Record set
:::
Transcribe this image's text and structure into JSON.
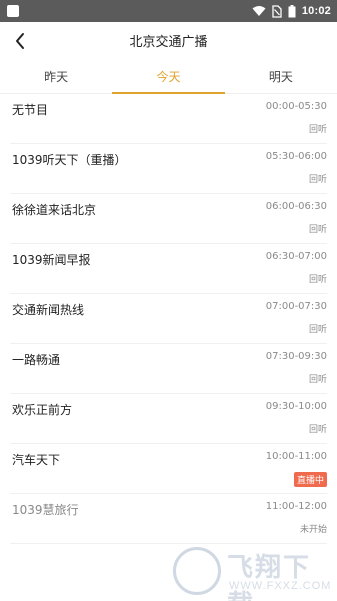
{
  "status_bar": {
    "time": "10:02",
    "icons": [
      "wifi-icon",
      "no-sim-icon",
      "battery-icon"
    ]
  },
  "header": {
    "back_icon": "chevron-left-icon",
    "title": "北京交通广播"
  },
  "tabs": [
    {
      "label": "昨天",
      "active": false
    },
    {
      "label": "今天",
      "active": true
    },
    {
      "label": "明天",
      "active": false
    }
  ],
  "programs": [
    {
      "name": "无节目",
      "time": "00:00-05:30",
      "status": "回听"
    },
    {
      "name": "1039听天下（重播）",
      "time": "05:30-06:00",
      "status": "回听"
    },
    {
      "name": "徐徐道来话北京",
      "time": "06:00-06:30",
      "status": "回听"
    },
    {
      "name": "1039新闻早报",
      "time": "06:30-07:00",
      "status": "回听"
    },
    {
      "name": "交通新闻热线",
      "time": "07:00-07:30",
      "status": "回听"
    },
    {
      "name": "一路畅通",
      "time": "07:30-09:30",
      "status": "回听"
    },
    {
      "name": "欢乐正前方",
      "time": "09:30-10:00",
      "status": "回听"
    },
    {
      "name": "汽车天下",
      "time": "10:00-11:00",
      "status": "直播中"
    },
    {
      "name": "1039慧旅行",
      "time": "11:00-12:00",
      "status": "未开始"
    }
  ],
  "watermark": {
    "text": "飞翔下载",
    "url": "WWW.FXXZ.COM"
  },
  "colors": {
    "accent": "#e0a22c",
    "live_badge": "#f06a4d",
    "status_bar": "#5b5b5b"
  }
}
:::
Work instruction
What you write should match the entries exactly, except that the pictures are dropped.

Completed task
Transcribe this image's text and structure into JSON.
{
  "status_bar": {
    "time": "10:02",
    "icons": [
      "wifi-icon",
      "no-sim-icon",
      "battery-icon"
    ]
  },
  "header": {
    "back_icon": "chevron-left-icon",
    "title": "北京交通广播"
  },
  "tabs": [
    {
      "label": "昨天",
      "active": false
    },
    {
      "label": "今天",
      "active": true
    },
    {
      "label": "明天",
      "active": false
    }
  ],
  "programs": [
    {
      "name": "无节目",
      "time": "00:00-05:30",
      "status": "回听"
    },
    {
      "name": "1039听天下（重播）",
      "time": "05:30-06:00",
      "status": "回听"
    },
    {
      "name": "徐徐道来话北京",
      "time": "06:00-06:30",
      "status": "回听"
    },
    {
      "name": "1039新闻早报",
      "time": "06:30-07:00",
      "status": "回听"
    },
    {
      "name": "交通新闻热线",
      "time": "07:00-07:30",
      "status": "回听"
    },
    {
      "name": "一路畅通",
      "time": "07:30-09:30",
      "status": "回听"
    },
    {
      "name": "欢乐正前方",
      "time": "09:30-10:00",
      "status": "回听"
    },
    {
      "name": "汽车天下",
      "time": "10:00-11:00",
      "status": "直播中"
    },
    {
      "name": "1039慧旅行",
      "time": "11:00-12:00",
      "status": "未开始"
    }
  ],
  "watermark": {
    "text": "飞翔下载",
    "url": "WWW.FXXZ.COM"
  },
  "colors": {
    "accent": "#e0a22c",
    "live_badge": "#f06a4d",
    "status_bar": "#5b5b5b"
  }
}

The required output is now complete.